Muriel was an Assistant Professor of Drama at Bard College. She teaches and directs a yearly production at the Centre for Indigenous Theatre (CIT) and is also Program Director for CIT's three week summer intensive. She is a pioneer in the development of an Indigenous performance methodology and is active in the training of Indigenous actors and dancers in this culturally based method. She was a Program Director for the Aboriginal Dance Program at The Banff Centre and an instructor there for seven years. Muriel has lectured with Muriel Miguel: A Retrospective and facilitated Storyweaving Workshops in conservatories and universities in the US, Canada and Europe.

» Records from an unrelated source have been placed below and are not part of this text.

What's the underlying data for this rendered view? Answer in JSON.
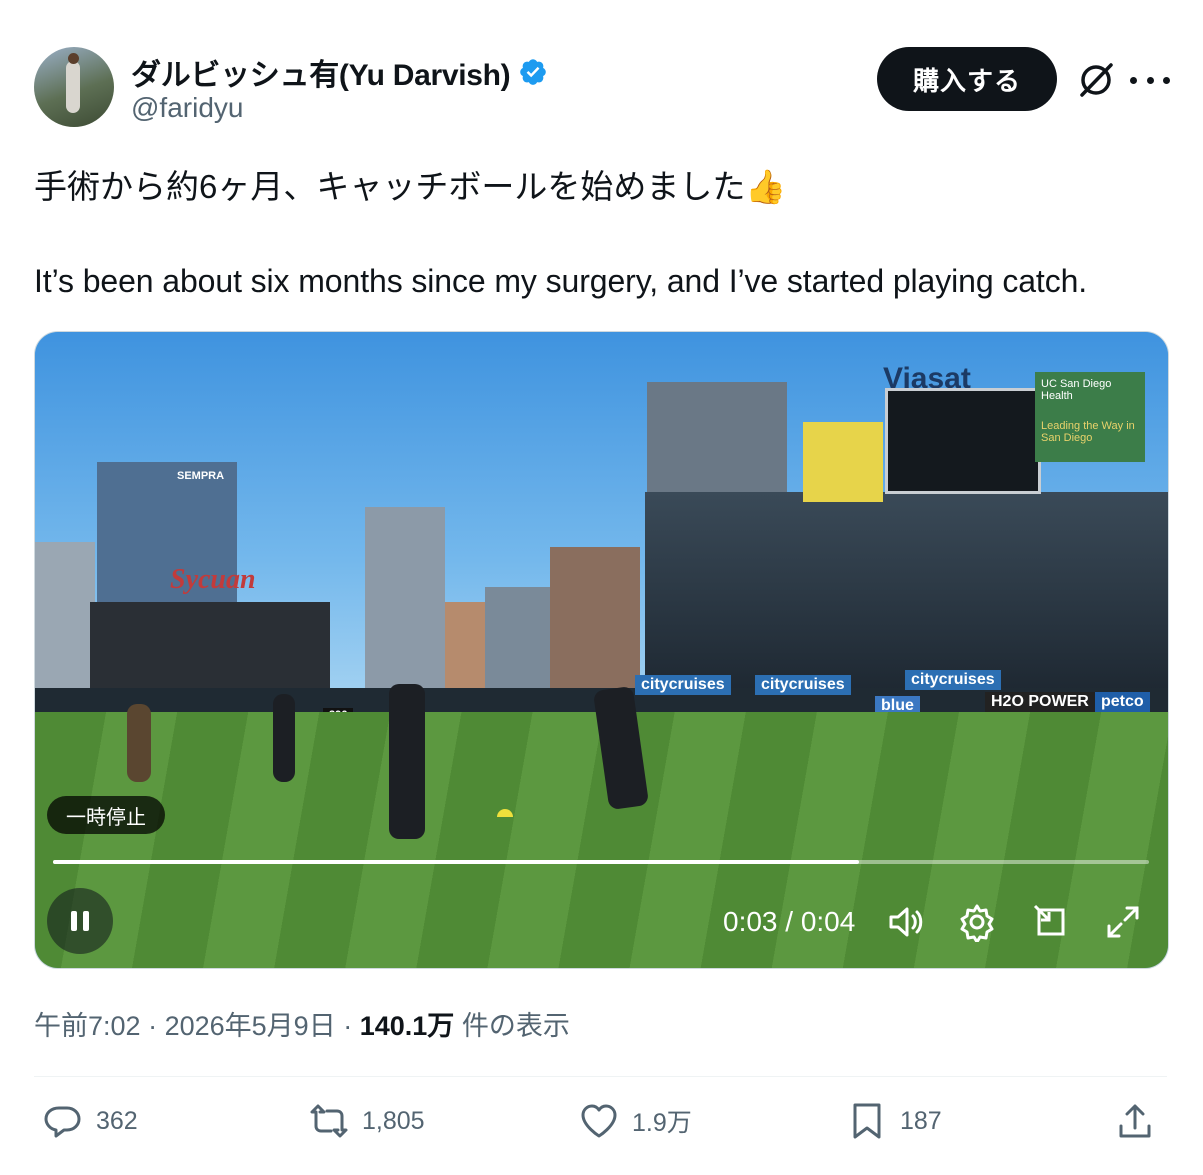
{
  "author": {
    "display_name": "ダルビッシュ有(Yu Darvish)",
    "handle": "@faridyu",
    "verified_icon": "verified-badge-icon"
  },
  "header": {
    "buy_label": "購入する"
  },
  "tweet": {
    "text_ja": "手術から約6ヶ月、キャッチボールを始めました👍",
    "text_en": "It’s been about six months since my surgery, and I’ve started playing catch."
  },
  "video": {
    "pause_tooltip": "一時停止",
    "time_display": "0:03 / 0:04",
    "progress_fraction": 0.735,
    "signage": {
      "viasat": "Viasat",
      "sempra": "SEMPRA",
      "sycuan": "Sycuan",
      "ucsd_health": "UC San Diego Health",
      "leading": "Leading the Way in San Diego",
      "citycruises": "citycruises",
      "blue": "blue",
      "h2o": "H2O POWER",
      "petco": "petco",
      "number_396": "396"
    }
  },
  "meta": {
    "time": "午前7:02",
    "date": "2026年5月9日",
    "views_count": "140.1万",
    "views_label": "件の表示",
    "separator": "·"
  },
  "actions": {
    "replies": "362",
    "reposts": "1,805",
    "likes": "1.9万",
    "bookmarks": "187"
  },
  "colors": {
    "text": "#0f1419",
    "secondary": "#536471",
    "verified": "#1d9bf0",
    "button_bg": "#0f1419"
  }
}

Her work has been profiled in numerous articles and essays. The most notable of these are Women in Love: Portraits of Lesbian Mothers and their Families by Barbara Seyda and Diana Herrera and American Women Stage Directors of the 20th Century by Anne Fliotsos and Wendy Vierow. Plays Published: TRAIL OF THE OTTER in Staging Coyote’s Dream: An Anthology of First Nations Drama in English Vol. II & HOT 'N' SOFT in Two-Spirit Acts: Queer Indigenous Performances- Playwright's Canada Press. There have been numerous publications of Spiderwoman Theater plays, including PERSISTENCE OF MEMORY in Performing Worlds into Being: Native American Women’s Miami University Press; WINNETOU’S SNAKE OIL SHOW FROM WIGWAM CITY in Keepers of the Morning Star: An Anthology of Native Women’s Theater -UCLA American Indian Studies Centre and REVERB-BER-BER-RATIONS in Staging Coyote’s Dream: An Anthology of First Nations Drama in English -Playwright’s Canada Press.

Muriel's latest work, is directing the Off-Broadway premiere of Spiderwoman Theater and Aanmitaagzi's MATERIAL WITNESS at La MaMa Experimental Theatre Club. MATERIAL WITNESS is about Indigenous women who have experienced domestic abuse and other violence but have moved to the other side; they are stories full of hope and humor. Spiderwoman Theater is celebrating its 40th Anniversary with this production, which is a spiritual successor to their first show WOMEN IN VIOLENCE.